** Opening Information shown block **
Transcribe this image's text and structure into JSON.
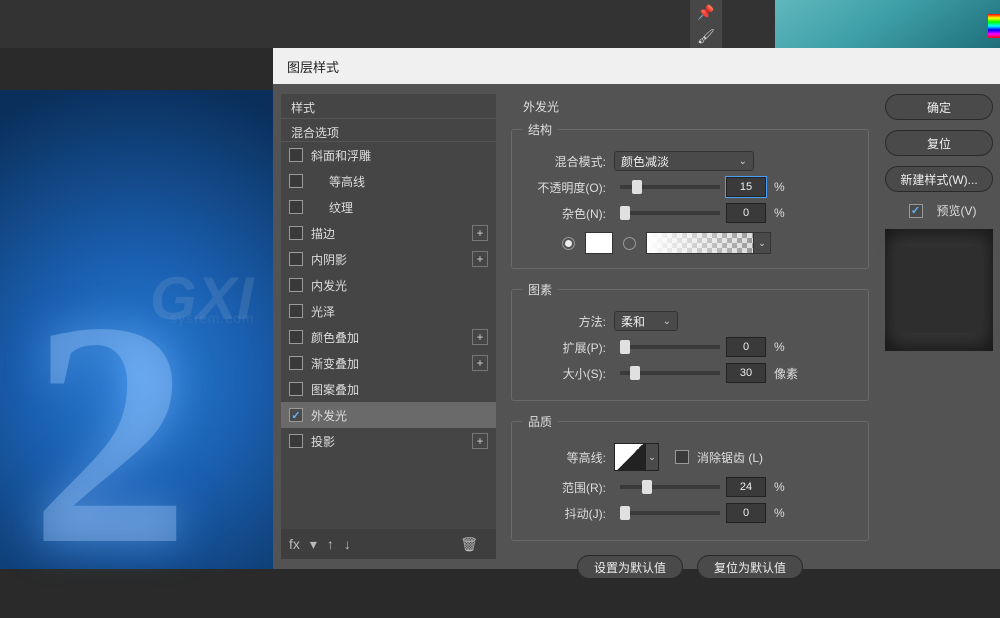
{
  "dialog": {
    "title": "图层样式"
  },
  "styles_panel": {
    "header_styles": "样式",
    "header_blend": "混合选项",
    "items": [
      {
        "label": "斜面和浮雕",
        "checked": false,
        "indent": false,
        "plus": false
      },
      {
        "label": "等高线",
        "checked": false,
        "indent": true,
        "plus": false
      },
      {
        "label": "纹理",
        "checked": false,
        "indent": true,
        "plus": false
      },
      {
        "label": "描边",
        "checked": false,
        "indent": false,
        "plus": true
      },
      {
        "label": "内阴影",
        "checked": false,
        "indent": false,
        "plus": true
      },
      {
        "label": "内发光",
        "checked": false,
        "indent": false,
        "plus": false
      },
      {
        "label": "光泽",
        "checked": false,
        "indent": false,
        "plus": false
      },
      {
        "label": "颜色叠加",
        "checked": false,
        "indent": false,
        "plus": true
      },
      {
        "label": "渐变叠加",
        "checked": false,
        "indent": false,
        "plus": true
      },
      {
        "label": "图案叠加",
        "checked": false,
        "indent": false,
        "plus": false
      },
      {
        "label": "外发光",
        "checked": true,
        "indent": false,
        "plus": false,
        "active": true
      },
      {
        "label": "投影",
        "checked": false,
        "indent": false,
        "plus": true
      }
    ],
    "fx_label": "fx"
  },
  "main": {
    "title": "外发光",
    "structure": {
      "legend": "结构",
      "blend_mode_label": "混合模式:",
      "blend_mode_value": "颜色减淡",
      "opacity_label": "不透明度(O):",
      "opacity_value": "15",
      "opacity_unit": "%",
      "noise_label": "杂色(N):",
      "noise_value": "0",
      "noise_unit": "%"
    },
    "elements": {
      "legend": "图素",
      "technique_label": "方法:",
      "technique_value": "柔和",
      "spread_label": "扩展(P):",
      "spread_value": "0",
      "spread_unit": "%",
      "size_label": "大小(S):",
      "size_value": "30",
      "size_unit": "像素"
    },
    "quality": {
      "legend": "品质",
      "contour_label": "等高线:",
      "antialias_label": "消除锯齿 (L)",
      "range_label": "范围(R):",
      "range_value": "24",
      "range_unit": "%",
      "jitter_label": "抖动(J):",
      "jitter_value": "0",
      "jitter_unit": "%"
    },
    "set_default": "设置为默认值",
    "reset_default": "复位为默认值"
  },
  "right": {
    "ok": "确定",
    "cancel": "复位",
    "new_style": "新建样式(W)...",
    "preview": "预览(V)"
  },
  "canvas": {
    "big_text": "2"
  }
}
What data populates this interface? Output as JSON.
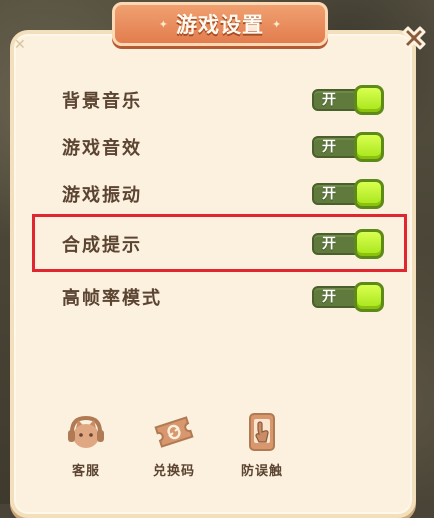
{
  "dialog": {
    "title": "游戏设置"
  },
  "settings": [
    {
      "label": "背景音乐",
      "state": "开",
      "on": true
    },
    {
      "label": "游戏音效",
      "state": "开",
      "on": true
    },
    {
      "label": "游戏振动",
      "state": "开",
      "on": true
    },
    {
      "label": "合成提示",
      "state": "开",
      "on": true
    },
    {
      "label": "高帧率模式",
      "state": "开",
      "on": true
    }
  ],
  "bottom_buttons": [
    {
      "label": "客服",
      "icon": "customer-service-icon"
    },
    {
      "label": "兑换码",
      "icon": "redeem-ticket-icon"
    },
    {
      "label": "防误触",
      "icon": "anti-mistouch-icon"
    }
  ],
  "colors": {
    "panel_bg": "#fbf1de",
    "title_ribbon": "#e27d4e",
    "label_text": "#5b4431",
    "toggle_track": "#5f7a3c",
    "toggle_knob": "#b8ef2a",
    "highlight": "#e0262e"
  }
}
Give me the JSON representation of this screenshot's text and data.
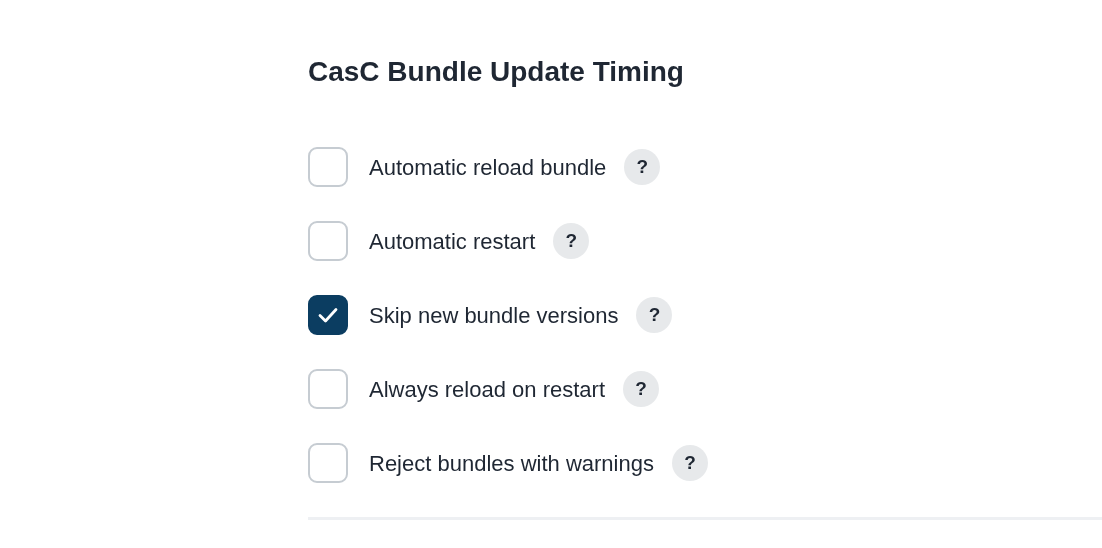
{
  "section": {
    "title": "CasC Bundle Update Timing"
  },
  "options": [
    {
      "label": "Automatic reload bundle",
      "checked": false,
      "help": "?"
    },
    {
      "label": "Automatic restart",
      "checked": false,
      "help": "?"
    },
    {
      "label": "Skip new bundle versions",
      "checked": true,
      "help": "?"
    },
    {
      "label": "Always reload on restart",
      "checked": false,
      "help": "?"
    },
    {
      "label": "Reject bundles with warnings",
      "checked": false,
      "help": "?"
    }
  ]
}
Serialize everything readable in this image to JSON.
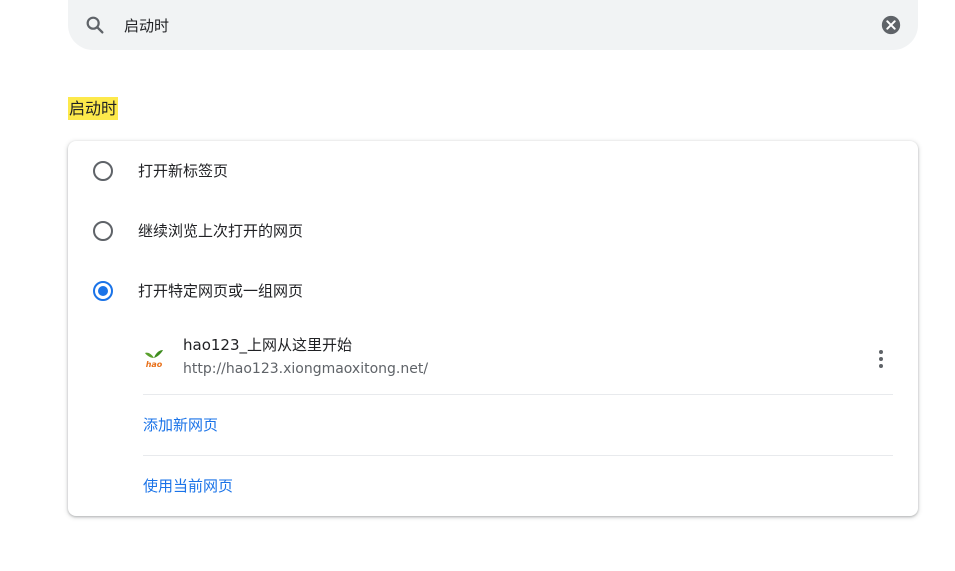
{
  "search": {
    "value": "启动时",
    "icon": "search-icon",
    "clear_icon": "clear-circle-icon"
  },
  "section": {
    "title": "启动时",
    "highlight_color": "#fde94b"
  },
  "startup_options": [
    {
      "label": "打开新标签页",
      "checked": false
    },
    {
      "label": "继续浏览上次打开的网页",
      "checked": false
    },
    {
      "label": "打开特定网页或一组网页",
      "checked": true
    }
  ],
  "startup_pages": [
    {
      "title": "hao123_上网从这里开始",
      "url": "http://hao123.xiongmaoxitong.net/",
      "favicon": "hao123-favicon",
      "favicon_text": "hao"
    }
  ],
  "actions": {
    "add_page": "添加新网页",
    "use_current": "使用当前网页"
  },
  "colors": {
    "accent": "#1a73e8",
    "text": "#202124",
    "secondary_text": "#5f6368"
  }
}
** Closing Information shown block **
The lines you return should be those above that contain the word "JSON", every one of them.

> [Output of the exercise]
Transcribe this image's text and structure into JSON.
What data populates this interface? Output as JSON.
Give me the JSON representation of this screenshot's text and data.
Serialize everything readable in this image to JSON.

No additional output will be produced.